To Hell With Write-ups
(I LOVE this photo – B&W photos courtesy Daisy Anne Gree, colour cortesy Larry Harrison – of – left to right – Jessie Grace, Penny Goring, Marc Nash. It’s Penny’s pose – it looks like it’s taken right out of a shot of 60s New York)
To Hell With Books in the Dickensian Bloomsbury setting of Woburn Walk is about as far a cry from Rough Trade on Brick Lane as a venue can get, so it was fascinating to kick off our tour with this pair.
When I arrived at To Hell, the shop was still under construction, pictures being hung, floors cleared, beer prepared, all the most important aspects of opening one of the coolest shops in London (and the stock – oooooooooooooh the things they have – first ed Bukowski and Nin, ultra rare copies of Crowley – it’s about as close to paradise as shops get). And when the newest member of staff pitched up and was shown the ropes before work experience started, I got a fascinating insight into the literary world.

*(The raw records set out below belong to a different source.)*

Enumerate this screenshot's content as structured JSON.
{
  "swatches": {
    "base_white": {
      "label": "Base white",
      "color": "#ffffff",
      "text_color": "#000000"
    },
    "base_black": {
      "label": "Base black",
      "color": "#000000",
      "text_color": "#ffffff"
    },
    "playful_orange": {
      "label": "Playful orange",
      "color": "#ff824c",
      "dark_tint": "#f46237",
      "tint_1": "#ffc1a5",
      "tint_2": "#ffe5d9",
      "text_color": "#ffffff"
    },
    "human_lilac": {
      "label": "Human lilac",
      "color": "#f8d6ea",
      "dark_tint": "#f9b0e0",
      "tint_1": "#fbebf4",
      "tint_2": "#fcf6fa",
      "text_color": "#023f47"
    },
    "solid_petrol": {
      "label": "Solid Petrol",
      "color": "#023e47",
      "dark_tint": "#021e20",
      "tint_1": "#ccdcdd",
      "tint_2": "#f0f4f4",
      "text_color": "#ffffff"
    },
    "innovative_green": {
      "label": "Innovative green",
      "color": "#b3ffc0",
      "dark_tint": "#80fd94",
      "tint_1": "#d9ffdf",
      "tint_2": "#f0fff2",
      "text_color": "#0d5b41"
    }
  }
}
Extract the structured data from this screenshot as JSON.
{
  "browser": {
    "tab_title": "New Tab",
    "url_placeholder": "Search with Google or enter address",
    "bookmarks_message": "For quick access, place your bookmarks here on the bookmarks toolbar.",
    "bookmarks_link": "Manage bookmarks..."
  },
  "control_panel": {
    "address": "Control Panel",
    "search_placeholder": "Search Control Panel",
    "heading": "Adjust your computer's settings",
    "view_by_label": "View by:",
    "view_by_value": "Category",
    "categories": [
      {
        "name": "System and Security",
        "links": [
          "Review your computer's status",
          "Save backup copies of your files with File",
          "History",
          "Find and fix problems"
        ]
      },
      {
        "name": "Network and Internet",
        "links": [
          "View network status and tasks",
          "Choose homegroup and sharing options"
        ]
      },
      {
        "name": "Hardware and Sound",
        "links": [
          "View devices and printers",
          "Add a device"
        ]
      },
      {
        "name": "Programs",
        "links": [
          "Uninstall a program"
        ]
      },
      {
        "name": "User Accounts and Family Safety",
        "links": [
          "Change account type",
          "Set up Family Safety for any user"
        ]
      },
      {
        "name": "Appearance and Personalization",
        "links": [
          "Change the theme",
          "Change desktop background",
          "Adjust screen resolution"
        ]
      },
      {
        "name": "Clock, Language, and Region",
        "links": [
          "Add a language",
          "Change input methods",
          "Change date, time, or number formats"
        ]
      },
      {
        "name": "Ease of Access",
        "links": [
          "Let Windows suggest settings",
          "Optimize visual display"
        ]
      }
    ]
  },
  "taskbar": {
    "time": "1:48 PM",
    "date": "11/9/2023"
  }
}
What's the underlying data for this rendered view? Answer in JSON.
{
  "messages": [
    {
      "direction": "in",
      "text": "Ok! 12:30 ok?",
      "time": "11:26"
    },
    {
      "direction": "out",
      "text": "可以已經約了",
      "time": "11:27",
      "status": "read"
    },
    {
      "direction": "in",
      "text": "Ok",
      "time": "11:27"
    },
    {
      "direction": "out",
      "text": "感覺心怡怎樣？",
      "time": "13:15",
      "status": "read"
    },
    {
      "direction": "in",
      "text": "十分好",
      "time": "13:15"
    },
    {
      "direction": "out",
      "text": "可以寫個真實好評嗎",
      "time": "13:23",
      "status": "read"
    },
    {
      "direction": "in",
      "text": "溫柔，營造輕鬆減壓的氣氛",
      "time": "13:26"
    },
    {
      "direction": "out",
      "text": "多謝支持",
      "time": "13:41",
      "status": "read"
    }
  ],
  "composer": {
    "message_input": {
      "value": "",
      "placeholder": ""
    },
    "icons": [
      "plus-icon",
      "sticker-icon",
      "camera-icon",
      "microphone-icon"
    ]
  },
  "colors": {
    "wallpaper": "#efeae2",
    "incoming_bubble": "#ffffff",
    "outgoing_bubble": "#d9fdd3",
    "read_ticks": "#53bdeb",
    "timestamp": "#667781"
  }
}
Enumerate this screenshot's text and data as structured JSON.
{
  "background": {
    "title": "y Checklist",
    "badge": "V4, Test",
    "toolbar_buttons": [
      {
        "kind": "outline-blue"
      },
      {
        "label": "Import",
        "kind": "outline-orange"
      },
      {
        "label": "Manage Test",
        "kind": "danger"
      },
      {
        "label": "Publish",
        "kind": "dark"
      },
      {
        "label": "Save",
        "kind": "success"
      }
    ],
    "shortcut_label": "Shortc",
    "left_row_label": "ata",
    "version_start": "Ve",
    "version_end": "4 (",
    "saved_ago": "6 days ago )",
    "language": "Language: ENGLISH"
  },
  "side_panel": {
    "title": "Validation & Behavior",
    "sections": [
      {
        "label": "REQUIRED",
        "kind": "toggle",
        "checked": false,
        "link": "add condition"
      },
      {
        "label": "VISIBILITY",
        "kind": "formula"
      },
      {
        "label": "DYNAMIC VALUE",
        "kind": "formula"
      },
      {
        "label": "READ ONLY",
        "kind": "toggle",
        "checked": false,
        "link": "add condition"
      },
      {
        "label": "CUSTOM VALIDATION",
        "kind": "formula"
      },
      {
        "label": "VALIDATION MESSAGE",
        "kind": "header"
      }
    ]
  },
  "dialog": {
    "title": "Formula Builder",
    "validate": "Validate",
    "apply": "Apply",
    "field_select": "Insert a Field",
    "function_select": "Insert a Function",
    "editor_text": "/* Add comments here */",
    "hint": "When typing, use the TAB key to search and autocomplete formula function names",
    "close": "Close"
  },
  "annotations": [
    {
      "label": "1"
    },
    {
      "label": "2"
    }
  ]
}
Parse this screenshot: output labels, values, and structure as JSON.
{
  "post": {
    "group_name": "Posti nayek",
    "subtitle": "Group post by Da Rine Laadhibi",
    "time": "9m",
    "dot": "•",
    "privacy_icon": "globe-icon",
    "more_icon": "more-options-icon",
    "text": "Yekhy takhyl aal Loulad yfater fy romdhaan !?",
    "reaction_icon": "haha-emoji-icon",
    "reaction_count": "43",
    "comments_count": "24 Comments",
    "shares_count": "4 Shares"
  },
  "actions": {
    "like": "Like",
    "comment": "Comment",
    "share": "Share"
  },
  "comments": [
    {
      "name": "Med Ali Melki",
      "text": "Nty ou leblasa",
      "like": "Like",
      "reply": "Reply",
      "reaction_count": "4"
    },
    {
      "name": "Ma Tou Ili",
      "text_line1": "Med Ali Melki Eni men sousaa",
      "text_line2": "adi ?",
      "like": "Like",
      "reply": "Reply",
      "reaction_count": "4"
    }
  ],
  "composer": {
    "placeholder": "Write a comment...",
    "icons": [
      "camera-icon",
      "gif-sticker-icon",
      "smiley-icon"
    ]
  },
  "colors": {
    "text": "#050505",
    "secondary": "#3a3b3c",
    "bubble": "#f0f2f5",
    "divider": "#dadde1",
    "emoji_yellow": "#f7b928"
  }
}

In fact much of the afternoon, listening to Syd Barrett, drinking Relentless, hoping the rain would stop, was utterly enthralling. I felt liked I’d interloped to the other side of a fence.
(Larry has not only THE perfect voice for a piece of the power of Glimpses, but the look. He’s both Shakespearian actor and East End hard man)
Our line-up had a lot in common with the Rough Trade gang but the setting gave a totally different feel. It felt like staying up late in a student room, with a crowd perched on the floorboards as we did our stuff positioned at a bar that had once graced Malcolm McLaren’s shop, Sex. It was incredibly intimate, which made my first set, a duet with Daisy reading her “Conversation in a Basement on 17th and Mission, 1998” by candlelight one of the most magical experiences of my literary career. It was also unnerving at times without the comfort and distance of a stage.
Singer-songwriter Jessie Grace did an incredible job of coping with the unplugged set up, delivering three brilliantly crafted sets, moving from material taken from her current album Asleep on the Good Foot to new stuff she will be performing with her spanking new band. Her sleazy but soft blues sound is the perfect companion to our style of books.
We had some additions to our Rough Trade line-up. It was really special to have a podcast of DJ Young’s incredible short, Fallen, delivered in her incredible velvet sleazy voice, which made us feel connected to our beloved friends in The Wider World. And it was a privilege to get to read from Ali Cooper’s The Girl on the Swing, one of the first books I discovered on Authonomy all those, er, months ago.
(Another stunning shot of Penny and Marc)
As for our readings – it felt more intimate, possibly more angry, certainly more intense, than Rough Trade. Penny gave us the deeply moving Fish, Larry a huddled charcater scene from Glimpses, Marc assaulted us with meat hooks, I was utterly drained by Freakshow, and Daisy blew everyone away with The Dead Beat.
(Daisy is a Rock Goddess)
A huge huge thank you to everyone at To Hell. And a massive recommendation to every Londoner to check out the shop – not least because you can buy a huge selection of Year Zero books there. It was another electric night. We’ll all remember it for a long time to come, but I know I’ll never forget it as the night I got to perform Conversation with Daisy. Everything about the night, in fact, was ramped up in intensity. Draining, absolutely draining. But that’s what art should be, isn’t it. If it’s not you’re just not doing it right. At one point I was chatting with Emma from To Hell, talking about writers’ personas, and she remarked that “smiley” was one thing I’d never be accused of being (in my writerly guise, I hasten to add :p). Too right. Writing, and especially reading, is not about smiley. It’s about reaching deep deep down, puling out something deeply ugly and bringing it screaming into the (candle)light. It’s draining. Draining as Hell. But that’s waht makes it so damned rewarding.